In Jewish tradition, Moses shattered the tablets on the 17th of Tammuz, after he came down from Sinai and found the people worshiping the Golden Calf. This tragedy was seen as prophetic, since it was on this same date that the walls of Jerusalem were breached by the invading armies of Nebuchadnezzar (see 2 Kings 25:2-7), an event which led to the destruction of the Temple and the exile of the people three weeks later, that is, on the ninth of Av. Today, the 17th of Tammuz is commemorated as a fast day (i.e., the "Fast of Tammuz") that marks the beginning of a three week period of mourning for the loss of the Temple in Jerusalem, called the "Three Weeks of Sorrow." This three week period is also called yemei bein ha-metzarim (יְמֵי בֵּין הַמְּצָרִים), "the days in the midst of distress," a phrase taken directly from the Book of Lamentations: "Judah has gone into exile, her pursuers have all overtaken her in the midst of her distresses" (בֵּין הַמְּצָרִים).
Spiritually, the three weeks are marked by a renewed called for teshuvah (repentance), and the weekly readings from the prophets all warn the people about imminent judgment from heaven. Because this is such a somber time for the Jewish people, it is customary not to schedule weddings or other joyous events during this time of year. Indeed, among the very Orthodox, the last nine days of the three weeks are the most rigorous and solemn. Beginning on the first day of the month of Av, traditional mourning customs are practiced in anticipation of the great fast day of Tishah B'Av, when the Book of Lamentations (Megillat Eichah) is plaintively recited during the evening service.

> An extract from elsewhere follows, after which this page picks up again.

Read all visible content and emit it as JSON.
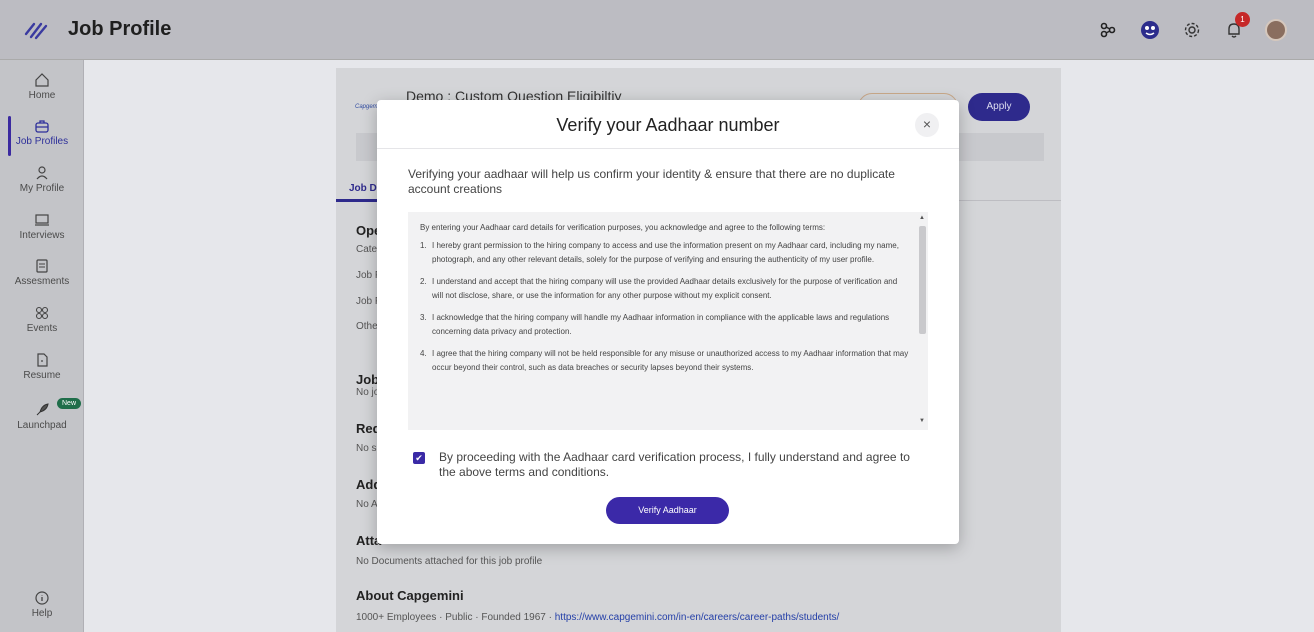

The Three Weeks of Sorrow (culminating in Tishah B'Av) undoubtedly marks the saddest and most solemn time of Jewish year, with great emphasis placed on the need for repentance and heartfelt cries for the salvation of the Jewish people. It is a time for us to remember Israel all the more in our prayers and ask for God's revelation of the Messiah.